====== RECORDS TO USE

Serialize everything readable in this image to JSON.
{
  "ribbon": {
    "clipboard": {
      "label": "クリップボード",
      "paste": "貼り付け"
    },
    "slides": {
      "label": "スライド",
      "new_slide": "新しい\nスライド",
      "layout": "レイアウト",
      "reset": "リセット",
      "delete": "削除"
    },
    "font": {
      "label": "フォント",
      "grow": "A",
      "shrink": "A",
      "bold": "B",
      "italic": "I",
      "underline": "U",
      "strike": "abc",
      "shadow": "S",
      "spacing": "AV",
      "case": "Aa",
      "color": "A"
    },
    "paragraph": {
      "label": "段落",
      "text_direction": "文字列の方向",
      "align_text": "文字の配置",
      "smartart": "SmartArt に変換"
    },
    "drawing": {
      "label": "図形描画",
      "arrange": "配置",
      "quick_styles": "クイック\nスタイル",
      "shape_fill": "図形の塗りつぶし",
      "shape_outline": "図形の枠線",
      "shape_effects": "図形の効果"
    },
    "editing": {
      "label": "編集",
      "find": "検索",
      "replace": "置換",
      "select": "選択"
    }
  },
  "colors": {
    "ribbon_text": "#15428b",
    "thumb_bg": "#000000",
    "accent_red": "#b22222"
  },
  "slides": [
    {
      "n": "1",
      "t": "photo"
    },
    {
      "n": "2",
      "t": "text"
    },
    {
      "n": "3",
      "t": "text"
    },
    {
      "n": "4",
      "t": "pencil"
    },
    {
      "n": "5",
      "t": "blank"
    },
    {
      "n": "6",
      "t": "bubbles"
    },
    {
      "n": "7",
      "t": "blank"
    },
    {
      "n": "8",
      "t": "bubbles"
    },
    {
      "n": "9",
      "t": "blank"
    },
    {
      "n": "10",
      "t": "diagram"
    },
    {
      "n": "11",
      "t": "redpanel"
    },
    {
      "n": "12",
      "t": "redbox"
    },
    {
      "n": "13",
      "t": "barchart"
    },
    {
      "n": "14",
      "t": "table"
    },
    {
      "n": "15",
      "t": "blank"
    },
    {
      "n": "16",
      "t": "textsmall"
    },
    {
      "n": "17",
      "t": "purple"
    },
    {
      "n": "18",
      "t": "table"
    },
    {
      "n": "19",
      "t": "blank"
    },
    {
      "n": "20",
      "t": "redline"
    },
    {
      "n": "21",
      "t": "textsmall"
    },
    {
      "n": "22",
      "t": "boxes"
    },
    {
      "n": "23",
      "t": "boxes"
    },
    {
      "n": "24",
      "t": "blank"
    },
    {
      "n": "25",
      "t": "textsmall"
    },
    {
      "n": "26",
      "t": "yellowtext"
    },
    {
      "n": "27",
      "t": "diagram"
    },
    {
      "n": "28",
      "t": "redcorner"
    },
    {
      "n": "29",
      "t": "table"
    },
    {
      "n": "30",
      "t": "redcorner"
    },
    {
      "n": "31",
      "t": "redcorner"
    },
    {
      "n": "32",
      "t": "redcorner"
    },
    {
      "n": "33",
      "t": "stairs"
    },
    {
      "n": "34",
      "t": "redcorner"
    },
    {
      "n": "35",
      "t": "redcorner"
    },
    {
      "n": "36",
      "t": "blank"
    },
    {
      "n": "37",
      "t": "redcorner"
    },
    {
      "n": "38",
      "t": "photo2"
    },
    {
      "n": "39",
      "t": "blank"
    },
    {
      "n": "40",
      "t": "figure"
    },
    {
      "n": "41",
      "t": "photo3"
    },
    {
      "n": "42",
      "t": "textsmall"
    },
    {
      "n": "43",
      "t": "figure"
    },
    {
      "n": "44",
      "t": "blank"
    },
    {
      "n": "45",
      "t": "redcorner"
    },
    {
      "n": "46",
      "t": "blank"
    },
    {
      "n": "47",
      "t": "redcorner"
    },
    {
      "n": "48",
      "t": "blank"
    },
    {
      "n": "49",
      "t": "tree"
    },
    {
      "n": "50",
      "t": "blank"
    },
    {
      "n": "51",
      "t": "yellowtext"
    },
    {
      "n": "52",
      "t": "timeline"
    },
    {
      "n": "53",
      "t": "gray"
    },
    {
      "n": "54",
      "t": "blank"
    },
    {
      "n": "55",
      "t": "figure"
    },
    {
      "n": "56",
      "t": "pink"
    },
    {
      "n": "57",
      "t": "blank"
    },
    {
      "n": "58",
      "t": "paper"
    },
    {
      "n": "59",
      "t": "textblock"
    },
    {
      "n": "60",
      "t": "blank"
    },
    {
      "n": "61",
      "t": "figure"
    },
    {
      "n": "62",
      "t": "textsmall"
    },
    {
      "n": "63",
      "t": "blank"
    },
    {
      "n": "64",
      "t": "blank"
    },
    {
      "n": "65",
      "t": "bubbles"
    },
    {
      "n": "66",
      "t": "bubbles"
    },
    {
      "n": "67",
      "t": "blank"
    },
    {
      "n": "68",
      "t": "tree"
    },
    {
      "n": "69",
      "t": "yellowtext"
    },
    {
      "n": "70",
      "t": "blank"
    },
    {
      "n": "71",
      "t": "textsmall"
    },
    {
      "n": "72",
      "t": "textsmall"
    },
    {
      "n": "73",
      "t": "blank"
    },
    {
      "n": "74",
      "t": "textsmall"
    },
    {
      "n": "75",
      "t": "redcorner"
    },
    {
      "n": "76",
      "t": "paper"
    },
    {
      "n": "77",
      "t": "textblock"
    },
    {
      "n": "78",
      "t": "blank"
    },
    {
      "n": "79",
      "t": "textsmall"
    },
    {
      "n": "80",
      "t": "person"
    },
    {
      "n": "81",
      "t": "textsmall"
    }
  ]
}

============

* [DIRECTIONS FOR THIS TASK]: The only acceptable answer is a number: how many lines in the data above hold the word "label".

* [TASK OUTPUT]: 6